http://www.linuxdoc.org
has great howtos, check out ipchains, ipmasq, and firewall.

http://juanjox.kernelnotes.org/
check this site out, you need to read it to figure out ip port forwarding in > 2.2.X kernels.

and for VPNs, i'd recomment poptop.

I suggest using ipmasq for a couple of reasons, it provides good protection and cuts down the # of IPs you need. A also think using DMZs is a good idea if your requirements warrant one, and your resources allow one.
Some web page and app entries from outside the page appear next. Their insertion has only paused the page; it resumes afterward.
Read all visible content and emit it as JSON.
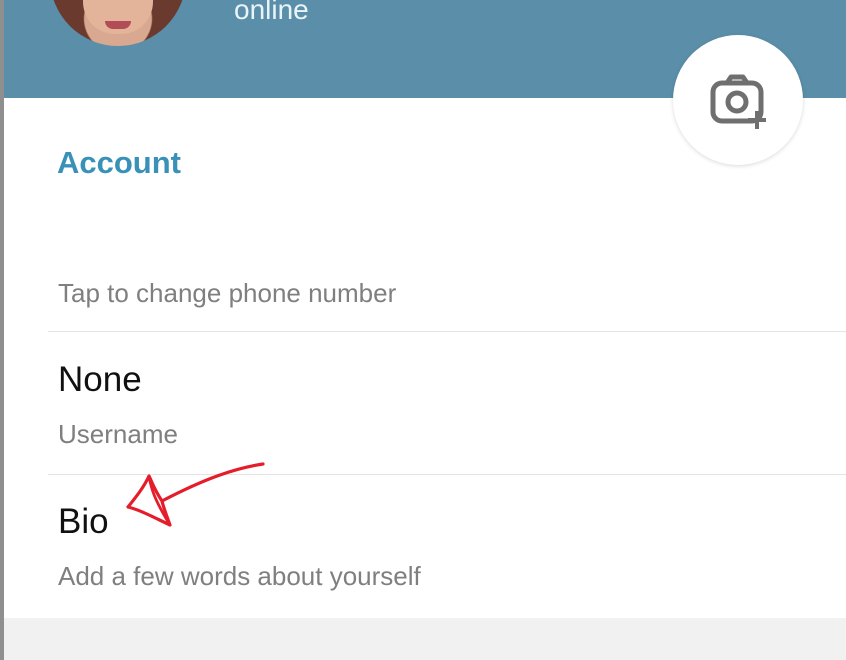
{
  "profile": {
    "status_text": "online",
    "avatar_name": "profile-avatar",
    "camera_icon": "camera-plus-icon"
  },
  "section": {
    "title": "Account"
  },
  "phone_row": {
    "secondary": "Tap to change phone number"
  },
  "username_row": {
    "primary": "None",
    "secondary": "Username"
  },
  "bio_row": {
    "primary": "Bio",
    "secondary": "Add a few words about yourself"
  },
  "annotation": {
    "icon": "hand-drawn-arrow-icon",
    "color": "#e51c2a"
  },
  "colors": {
    "header": "#5b8fa9",
    "accent": "#3a91b8"
  }
}
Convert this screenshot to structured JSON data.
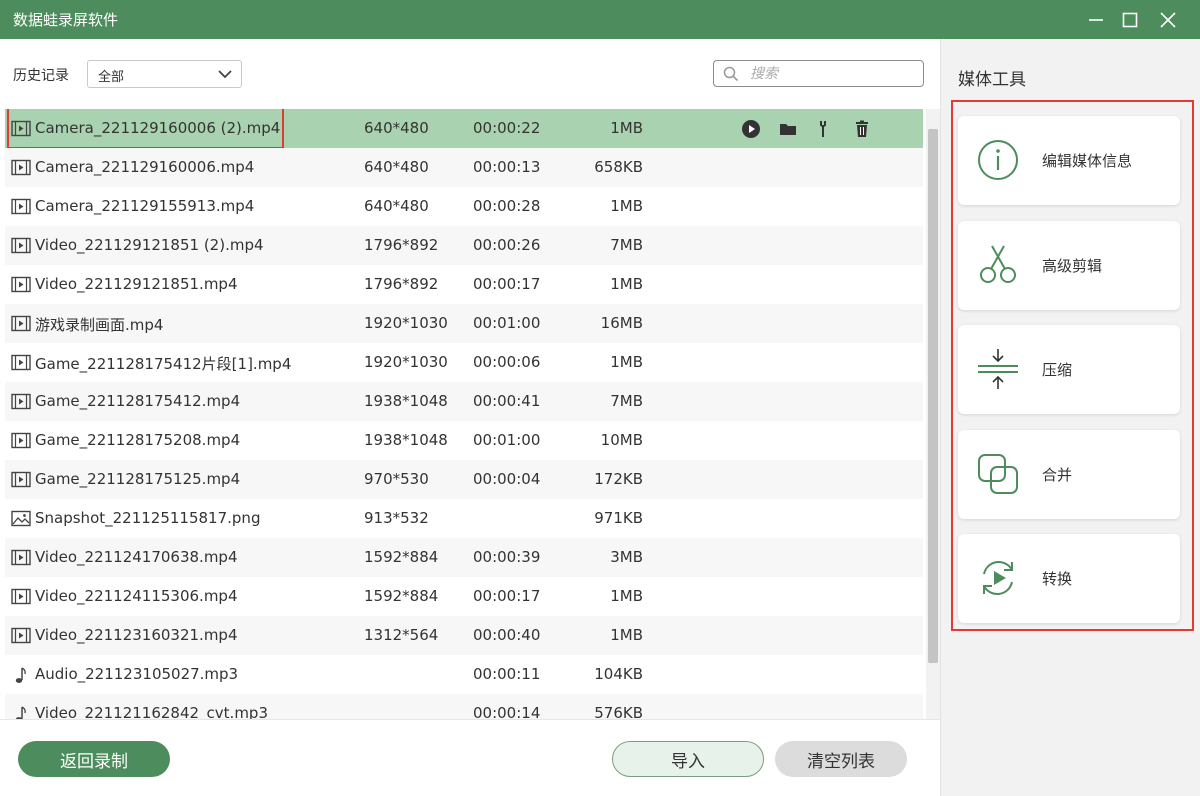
{
  "window": {
    "title": "数据蛙录屏软件"
  },
  "toolbar": {
    "history_label": "历史记录",
    "filter_value": "全部",
    "search_placeholder": "搜索"
  },
  "files": [
    {
      "name": "Camera_221129160006 (2).mp4",
      "resolution": "640*480",
      "duration": "00:00:22",
      "size": "1MB",
      "type": "video",
      "selected": true
    },
    {
      "name": "Camera_221129160006.mp4",
      "resolution": "640*480",
      "duration": "00:00:13",
      "size": "658KB",
      "type": "video"
    },
    {
      "name": "Camera_221129155913.mp4",
      "resolution": "640*480",
      "duration": "00:00:28",
      "size": "1MB",
      "type": "video"
    },
    {
      "name": "Video_221129121851 (2).mp4",
      "resolution": "1796*892",
      "duration": "00:00:26",
      "size": "7MB",
      "type": "video"
    },
    {
      "name": "Video_221129121851.mp4",
      "resolution": "1796*892",
      "duration": "00:00:17",
      "size": "1MB",
      "type": "video"
    },
    {
      "name": "游戏录制画面.mp4",
      "resolution": "1920*1030",
      "duration": "00:01:00",
      "size": "16MB",
      "type": "video"
    },
    {
      "name": "Game_221128175412片段[1].mp4",
      "resolution": "1920*1030",
      "duration": "00:00:06",
      "size": "1MB",
      "type": "video"
    },
    {
      "name": "Game_221128175412.mp4",
      "resolution": "1938*1048",
      "duration": "00:00:41",
      "size": "7MB",
      "type": "video"
    },
    {
      "name": "Game_221128175208.mp4",
      "resolution": "1938*1048",
      "duration": "00:01:00",
      "size": "10MB",
      "type": "video"
    },
    {
      "name": "Game_221128175125.mp4",
      "resolution": "970*530",
      "duration": "00:00:04",
      "size": "172KB",
      "type": "video"
    },
    {
      "name": "Snapshot_221125115817.png",
      "resolution": "913*532",
      "duration": "",
      "size": "971KB",
      "type": "image"
    },
    {
      "name": "Video_221124170638.mp4",
      "resolution": "1592*884",
      "duration": "00:00:39",
      "size": "3MB",
      "type": "video"
    },
    {
      "name": "Video_221124115306.mp4",
      "resolution": "1592*884",
      "duration": "00:00:17",
      "size": "1MB",
      "type": "video"
    },
    {
      "name": "Video_221123160321.mp4",
      "resolution": "1312*564",
      "duration": "00:00:40",
      "size": "1MB",
      "type": "video"
    },
    {
      "name": "Audio_221123105027.mp3",
      "resolution": "",
      "duration": "00:00:11",
      "size": "104KB",
      "type": "audio"
    },
    {
      "name": "Video_221121162842_cvt.mp3",
      "resolution": "",
      "duration": "00:00:14",
      "size": "576KB",
      "type": "audio"
    }
  ],
  "row_actions": [
    "play-icon",
    "folder-icon",
    "wrench-icon",
    "trash-icon"
  ],
  "buttons": {
    "back": "返回录制",
    "import": "导入",
    "clear": "清空列表"
  },
  "side": {
    "title": "媒体工具",
    "tools": [
      {
        "label": "编辑媒体信息",
        "icon": "info-icon"
      },
      {
        "label": "高级剪辑",
        "icon": "scissors-icon"
      },
      {
        "label": "压缩",
        "icon": "compress-icon"
      },
      {
        "label": "合并",
        "icon": "merge-icon"
      },
      {
        "label": "转换",
        "icon": "convert-icon"
      }
    ]
  },
  "colors": {
    "brand": "#4d8c5d",
    "selected_row": "#a9d3b0",
    "highlight_outline": "#e53935"
  }
}
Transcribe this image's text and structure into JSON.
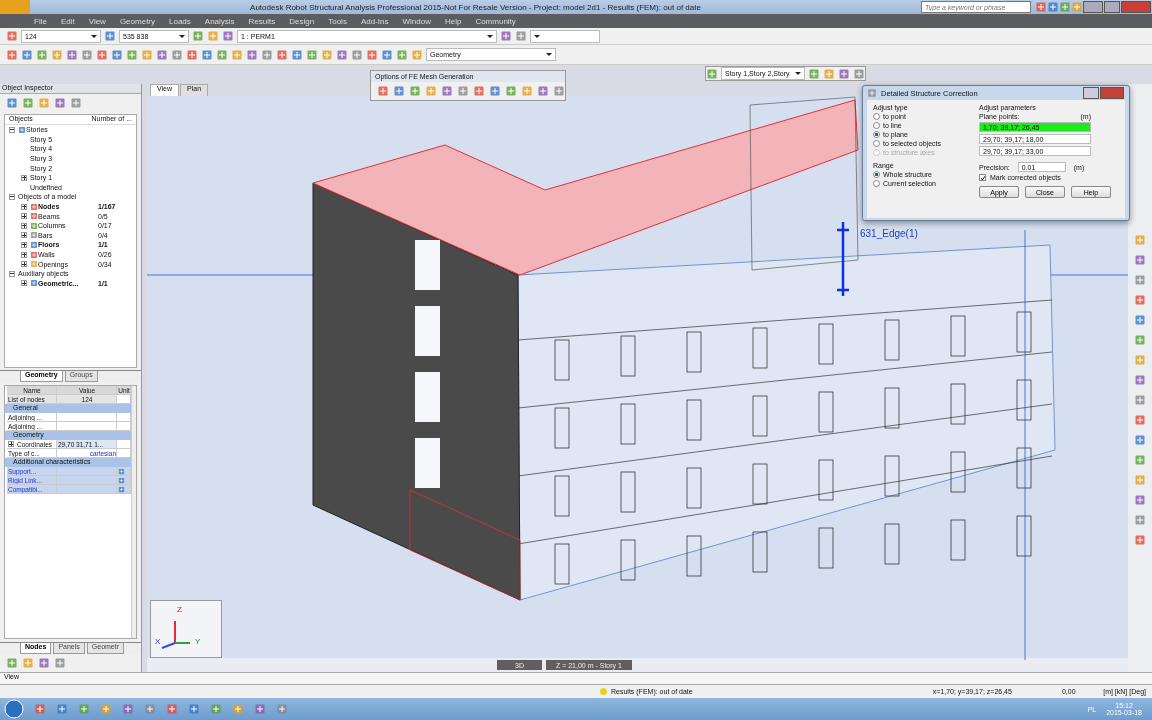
{
  "window": {
    "title": "Autodesk Robot Structural Analysis Professional 2015-Not For Resale Version - Project: model 2d1 - Results (FEM): out of date"
  },
  "search": {
    "placeholder": "Type a keyword or phrase"
  },
  "menu": [
    "File",
    "Edit",
    "View",
    "Geometry",
    "Loads",
    "Analysis",
    "Results",
    "Design",
    "Tools",
    "Add-Ins",
    "Window",
    "Help",
    "Community"
  ],
  "selection_bar": {
    "nodes": "124",
    "bars": "535 838",
    "load_case": "1 : PERM1",
    "layout": "Geometry"
  },
  "mesh_palette": {
    "title": "Options of FE Mesh Generation"
  },
  "story_bar": {
    "value": "Story 1,Story 2,Story"
  },
  "view_tabs": [
    {
      "label": "View",
      "selected": true
    },
    {
      "label": "Plan",
      "selected": false
    }
  ],
  "inspector": {
    "title": "Object Inspector",
    "columns": [
      "Objects",
      "Number of ..."
    ],
    "tree": [
      {
        "label": "Stories",
        "kind": "group",
        "bold": false,
        "expanded": true,
        "children": [
          {
            "label": "Story 5",
            "kind": "story",
            "bold": false
          },
          {
            "label": "Story 4",
            "kind": "story",
            "bold": false
          },
          {
            "label": "Story 3",
            "kind": "story",
            "bold": false
          },
          {
            "label": "Story 2",
            "kind": "story",
            "bold": false
          },
          {
            "label": "Story 1",
            "kind": "story",
            "bold": false,
            "expanded": false
          },
          {
            "label": "Undefined",
            "kind": "story",
            "bold": false
          }
        ]
      },
      {
        "label": "Objects of a model",
        "kind": "folder",
        "bold": false,
        "expanded": true,
        "children": [
          {
            "label": "Nodes",
            "count": "1/167",
            "kind": "object",
            "bold": true,
            "expanded": false
          },
          {
            "label": "Beams",
            "count": "0/5",
            "kind": "object",
            "bold": false,
            "expanded": false
          },
          {
            "label": "Columns",
            "count": "0/17",
            "kind": "object",
            "bold": false,
            "expanded": false
          },
          {
            "label": "Bars",
            "count": "0/4",
            "kind": "object",
            "bold": false,
            "expanded": false
          },
          {
            "label": "Floors",
            "count": "1/1",
            "kind": "object",
            "bold": true,
            "expanded": false
          },
          {
            "label": "Walls",
            "count": "0/26",
            "kind": "object",
            "bold": false,
            "expanded": false
          },
          {
            "label": "Openings",
            "count": "0/34",
            "kind": "object",
            "bold": false,
            "expanded": false
          }
        ]
      },
      {
        "label": "Auxiliary objects",
        "kind": "folder",
        "bold": false,
        "expanded": true,
        "children": [
          {
            "label": "Geometric...",
            "count": "1/1",
            "kind": "object",
            "bold": true,
            "expanded": false
          }
        ]
      }
    ],
    "tabs": [
      {
        "label": "Geometry",
        "selected": true
      },
      {
        "label": "Groups",
        "selected": false
      }
    ]
  },
  "properties": {
    "columns": [
      "Name",
      "Value",
      "Unit"
    ],
    "rows": [
      {
        "kind": "header",
        "name": "List of nodes",
        "value": "124"
      },
      {
        "kind": "section",
        "name": "General"
      },
      {
        "kind": "field",
        "name": "Adjoining ..."
      },
      {
        "kind": "field",
        "name": "Adjoining ..."
      },
      {
        "kind": "section",
        "name": "Geometry"
      },
      {
        "kind": "field",
        "name": "Coordinates",
        "value": "29,70 31,71 1...",
        "expanded": false
      },
      {
        "kind": "field",
        "name": "Type of c...",
        "value": "cartesian"
      },
      {
        "kind": "section",
        "name": "Additional characteristics"
      },
      {
        "kind": "link",
        "name": "Support..."
      },
      {
        "kind": "link",
        "name": "Rigid Link..."
      },
      {
        "kind": "link",
        "name": "Compatibi..."
      }
    ],
    "tabs": [
      {
        "label": "Nodes",
        "selected": true
      },
      {
        "label": "Panels",
        "selected": false
      },
      {
        "label": "Geometr",
        "selected": false
      }
    ]
  },
  "command_line": {
    "value": "View"
  },
  "viewport": {
    "edge_label": "631_Edge(1)",
    "axes": [
      "Z",
      "X",
      "Y"
    ],
    "tabs": [
      "3D",
      "Z = 21,00 m - Story 1"
    ]
  },
  "dialog": {
    "title": "Detailed Structure Correction",
    "adjust_type": "Adjust type",
    "types": [
      {
        "label": "to point",
        "selected": false,
        "disabled": false
      },
      {
        "label": "to line",
        "selected": false,
        "disabled": false
      },
      {
        "label": "to plane",
        "selected": true,
        "disabled": false
      },
      {
        "label": "to selected objects",
        "selected": false,
        "disabled": false
      },
      {
        "label": "to structure axes",
        "selected": false,
        "disabled": true
      }
    ],
    "parameters": "Adjust parameters",
    "points_label": "Plane points:",
    "unit": "(m)",
    "points": [
      {
        "value": "1,70; 39,17; 26,45",
        "highlighted": true
      },
      {
        "value": "29,70; 39,17; 18,00",
        "highlighted": false
      },
      {
        "value": "29,70; 39,17; 33,00",
        "highlighted": false
      }
    ],
    "range": "Range",
    "ranges": [
      {
        "label": "Whole structure",
        "selected": true
      },
      {
        "label": "Current selection",
        "selected": false
      }
    ],
    "precision_label": "Precision:",
    "precision": "0.01",
    "precision_unit": "(m)",
    "mark": {
      "label": "Mark corrected objects",
      "checked": true
    },
    "buttons": [
      "Apply",
      "Close",
      "Help"
    ]
  },
  "status": {
    "message": "Results (FEM): out of date",
    "coords": "x=1,70; y=39,17; z=26,45",
    "value": "0,00",
    "units": "[m] [kN] [Deg]"
  },
  "taskbar": {
    "language": "PL",
    "time": "15:12",
    "date": "2015-03-18"
  }
}
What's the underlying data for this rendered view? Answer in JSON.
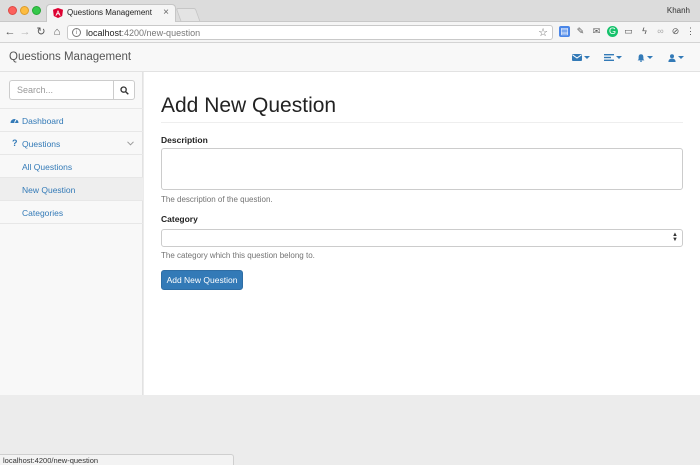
{
  "browser": {
    "tab_title": "Questions Management",
    "user_name": "Khanh",
    "url_host": "localhost",
    "url_path": ":4200/new-question",
    "status_url": "localhost:4200/new-question"
  },
  "navbar": {
    "brand": "Questions Management",
    "icons": [
      "envelope-icon",
      "tasks-icon",
      "bell-icon",
      "user-icon"
    ]
  },
  "sidebar": {
    "search_placeholder": "Search...",
    "items": [
      {
        "label": "Dashboard",
        "icon": "dashboard-icon"
      },
      {
        "label": "Questions",
        "icon": "question-icon"
      },
      {
        "label": "All Questions"
      },
      {
        "label": "New Question",
        "active": true
      },
      {
        "label": "Categories"
      }
    ]
  },
  "form": {
    "title": "Add New Question",
    "description_label": "Description",
    "description_value": "",
    "description_help": "The description of the question.",
    "category_label": "Category",
    "category_value": "",
    "category_help": "The category which this question belong to.",
    "submit_label": "Add New Question"
  },
  "colors": {
    "accent": "#337ab7",
    "navbar_bg": "#f8f8f8"
  }
}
Good Luck if tou're trying to set one up. Make sure if you recompile the kernel, to include all the networking stuff you may ever want so you dont have to recompile again later...
In the physical world, a firewall is a wall built to prevent the spread of a fire from building to building or from one section of a building to another. To this end, a firewall is constructed of much sturdier material than the other walls, and is generally windowless and doorless and otherwise devoid of any openings through which a fire could spread. For the same reason, firewalls also typically extend all the way from ground to roof level or beyond. Firewalls are rated in terms of hours they can withstand a fire, e.g. one-hour firewall, two-hour firewall, three-hour firewall, etc., depending on the material and construction method of the wall.

The term "firewall" is also used to describe a thick metal plate, in vehicles such as automobiles and aircraft, which separates the fuel tank from the rest of the engine and/or the interior of the vehicle to prevent explosions and protect passengers from serious injury or death in the case of a fuel leak or engine fire.

Log in or registerto write something here or to contact authors.